▶ [TASK DETAILS] From the entries below, copy out all lines holding "title".
*** EXERCISE MATERIAL Section Begins ***
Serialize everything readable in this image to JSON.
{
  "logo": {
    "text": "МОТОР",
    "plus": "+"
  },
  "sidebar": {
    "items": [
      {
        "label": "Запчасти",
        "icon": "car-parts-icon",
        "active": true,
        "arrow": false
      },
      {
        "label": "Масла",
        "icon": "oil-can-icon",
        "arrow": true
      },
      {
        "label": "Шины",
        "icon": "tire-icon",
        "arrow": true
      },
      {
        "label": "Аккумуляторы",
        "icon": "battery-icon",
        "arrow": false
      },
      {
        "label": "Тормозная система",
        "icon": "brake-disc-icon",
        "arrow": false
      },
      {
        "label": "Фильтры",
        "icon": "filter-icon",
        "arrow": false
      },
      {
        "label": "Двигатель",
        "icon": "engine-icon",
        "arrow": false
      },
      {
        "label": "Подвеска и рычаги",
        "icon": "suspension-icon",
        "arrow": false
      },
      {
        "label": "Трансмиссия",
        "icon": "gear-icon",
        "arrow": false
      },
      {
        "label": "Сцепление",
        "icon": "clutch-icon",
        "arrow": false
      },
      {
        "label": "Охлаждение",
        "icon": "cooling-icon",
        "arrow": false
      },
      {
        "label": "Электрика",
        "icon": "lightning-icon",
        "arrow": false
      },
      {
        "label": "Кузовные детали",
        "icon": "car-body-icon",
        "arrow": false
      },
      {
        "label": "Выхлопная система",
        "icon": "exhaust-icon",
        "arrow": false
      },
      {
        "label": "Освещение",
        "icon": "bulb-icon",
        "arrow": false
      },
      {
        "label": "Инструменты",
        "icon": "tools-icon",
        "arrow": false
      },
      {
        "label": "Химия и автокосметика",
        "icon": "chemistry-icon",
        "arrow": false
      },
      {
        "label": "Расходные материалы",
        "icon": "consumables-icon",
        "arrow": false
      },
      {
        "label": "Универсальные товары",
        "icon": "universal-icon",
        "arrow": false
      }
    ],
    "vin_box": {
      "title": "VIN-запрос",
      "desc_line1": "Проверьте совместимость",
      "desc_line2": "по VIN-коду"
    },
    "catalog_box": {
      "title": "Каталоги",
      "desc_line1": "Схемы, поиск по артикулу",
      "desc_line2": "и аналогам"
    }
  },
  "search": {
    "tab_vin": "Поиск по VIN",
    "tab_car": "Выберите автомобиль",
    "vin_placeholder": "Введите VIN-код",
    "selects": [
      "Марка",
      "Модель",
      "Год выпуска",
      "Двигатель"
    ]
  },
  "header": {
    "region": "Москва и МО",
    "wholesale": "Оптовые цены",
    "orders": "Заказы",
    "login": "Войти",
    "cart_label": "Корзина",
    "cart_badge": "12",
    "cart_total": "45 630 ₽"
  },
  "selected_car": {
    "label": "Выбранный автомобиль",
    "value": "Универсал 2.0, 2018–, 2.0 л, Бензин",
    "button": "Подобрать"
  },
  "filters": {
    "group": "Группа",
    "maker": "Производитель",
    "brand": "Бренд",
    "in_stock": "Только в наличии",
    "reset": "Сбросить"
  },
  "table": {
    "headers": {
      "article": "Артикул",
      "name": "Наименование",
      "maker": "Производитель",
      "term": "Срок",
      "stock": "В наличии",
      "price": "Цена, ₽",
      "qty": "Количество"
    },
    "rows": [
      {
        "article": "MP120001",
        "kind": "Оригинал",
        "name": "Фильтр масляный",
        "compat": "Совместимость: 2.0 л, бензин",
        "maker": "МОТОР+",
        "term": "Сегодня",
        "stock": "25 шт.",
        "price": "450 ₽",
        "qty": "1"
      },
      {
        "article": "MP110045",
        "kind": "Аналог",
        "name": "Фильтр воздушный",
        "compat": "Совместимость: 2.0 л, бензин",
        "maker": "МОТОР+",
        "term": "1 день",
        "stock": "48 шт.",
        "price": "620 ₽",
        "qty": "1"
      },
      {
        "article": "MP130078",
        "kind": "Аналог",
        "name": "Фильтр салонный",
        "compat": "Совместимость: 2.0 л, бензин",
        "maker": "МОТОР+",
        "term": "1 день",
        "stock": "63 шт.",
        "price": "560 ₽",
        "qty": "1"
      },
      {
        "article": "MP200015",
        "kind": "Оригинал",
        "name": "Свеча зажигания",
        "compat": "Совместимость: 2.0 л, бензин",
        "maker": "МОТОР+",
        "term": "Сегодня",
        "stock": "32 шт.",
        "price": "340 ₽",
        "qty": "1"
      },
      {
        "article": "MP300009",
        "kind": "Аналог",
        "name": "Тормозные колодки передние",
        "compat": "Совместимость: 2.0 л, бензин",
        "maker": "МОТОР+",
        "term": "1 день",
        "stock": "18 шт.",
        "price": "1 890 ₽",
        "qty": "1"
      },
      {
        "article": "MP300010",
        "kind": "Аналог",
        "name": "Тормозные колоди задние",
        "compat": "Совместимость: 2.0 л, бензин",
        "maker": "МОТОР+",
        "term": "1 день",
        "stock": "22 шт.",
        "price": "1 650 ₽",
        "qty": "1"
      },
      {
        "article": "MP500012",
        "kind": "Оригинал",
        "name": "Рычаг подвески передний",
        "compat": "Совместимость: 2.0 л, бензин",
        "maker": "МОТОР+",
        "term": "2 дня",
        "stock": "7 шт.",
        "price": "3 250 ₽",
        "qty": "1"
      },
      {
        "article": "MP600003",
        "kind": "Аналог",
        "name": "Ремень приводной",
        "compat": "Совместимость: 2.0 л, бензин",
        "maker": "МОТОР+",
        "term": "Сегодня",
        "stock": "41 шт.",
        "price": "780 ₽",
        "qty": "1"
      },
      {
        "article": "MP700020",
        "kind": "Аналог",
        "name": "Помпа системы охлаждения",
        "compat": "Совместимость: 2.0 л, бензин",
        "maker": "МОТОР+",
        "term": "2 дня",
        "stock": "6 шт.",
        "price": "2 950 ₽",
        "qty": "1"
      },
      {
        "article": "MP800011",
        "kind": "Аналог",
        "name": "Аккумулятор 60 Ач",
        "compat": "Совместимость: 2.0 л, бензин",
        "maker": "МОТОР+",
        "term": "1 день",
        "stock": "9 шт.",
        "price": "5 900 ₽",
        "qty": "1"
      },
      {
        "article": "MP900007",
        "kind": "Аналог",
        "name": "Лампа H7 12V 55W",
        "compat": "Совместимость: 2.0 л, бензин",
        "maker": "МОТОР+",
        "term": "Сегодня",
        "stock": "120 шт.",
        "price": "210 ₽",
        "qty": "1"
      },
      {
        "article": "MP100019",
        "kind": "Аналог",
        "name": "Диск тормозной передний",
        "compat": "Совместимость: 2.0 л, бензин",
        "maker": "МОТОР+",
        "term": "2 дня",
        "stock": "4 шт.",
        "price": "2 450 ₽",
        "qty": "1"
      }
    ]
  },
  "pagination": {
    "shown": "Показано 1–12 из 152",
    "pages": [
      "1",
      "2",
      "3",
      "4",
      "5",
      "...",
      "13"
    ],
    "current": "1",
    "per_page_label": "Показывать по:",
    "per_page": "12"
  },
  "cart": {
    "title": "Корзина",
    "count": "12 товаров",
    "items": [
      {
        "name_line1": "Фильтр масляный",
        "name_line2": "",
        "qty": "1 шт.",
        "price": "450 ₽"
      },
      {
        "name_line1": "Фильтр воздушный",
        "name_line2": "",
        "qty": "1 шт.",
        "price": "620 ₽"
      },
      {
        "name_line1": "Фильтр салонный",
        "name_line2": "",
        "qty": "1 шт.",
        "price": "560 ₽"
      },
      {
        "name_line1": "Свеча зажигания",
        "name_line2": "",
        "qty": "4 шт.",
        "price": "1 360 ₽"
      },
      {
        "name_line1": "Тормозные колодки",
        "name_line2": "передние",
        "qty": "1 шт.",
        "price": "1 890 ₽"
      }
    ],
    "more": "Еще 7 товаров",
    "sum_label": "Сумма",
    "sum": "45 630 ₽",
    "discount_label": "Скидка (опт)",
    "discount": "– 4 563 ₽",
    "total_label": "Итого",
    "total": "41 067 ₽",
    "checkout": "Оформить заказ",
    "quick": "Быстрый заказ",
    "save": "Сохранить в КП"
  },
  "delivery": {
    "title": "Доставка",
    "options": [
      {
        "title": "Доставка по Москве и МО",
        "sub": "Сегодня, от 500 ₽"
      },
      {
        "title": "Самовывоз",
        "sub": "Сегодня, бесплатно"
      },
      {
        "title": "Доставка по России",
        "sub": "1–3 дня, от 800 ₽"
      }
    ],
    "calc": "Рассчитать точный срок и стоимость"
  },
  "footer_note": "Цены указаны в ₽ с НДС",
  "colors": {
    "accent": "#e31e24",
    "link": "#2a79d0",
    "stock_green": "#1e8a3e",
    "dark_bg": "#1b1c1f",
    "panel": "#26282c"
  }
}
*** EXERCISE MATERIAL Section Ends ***
▶ [ANSWER BOX]
      "title": "VIN-запрос",
      "title": "Каталоги",
    "title": "Корзина",
    "title": "Доставка",
        "title": "Доставка по Москве и МО",
        "title": "Самовывоз",
        "title": "Доставка по России",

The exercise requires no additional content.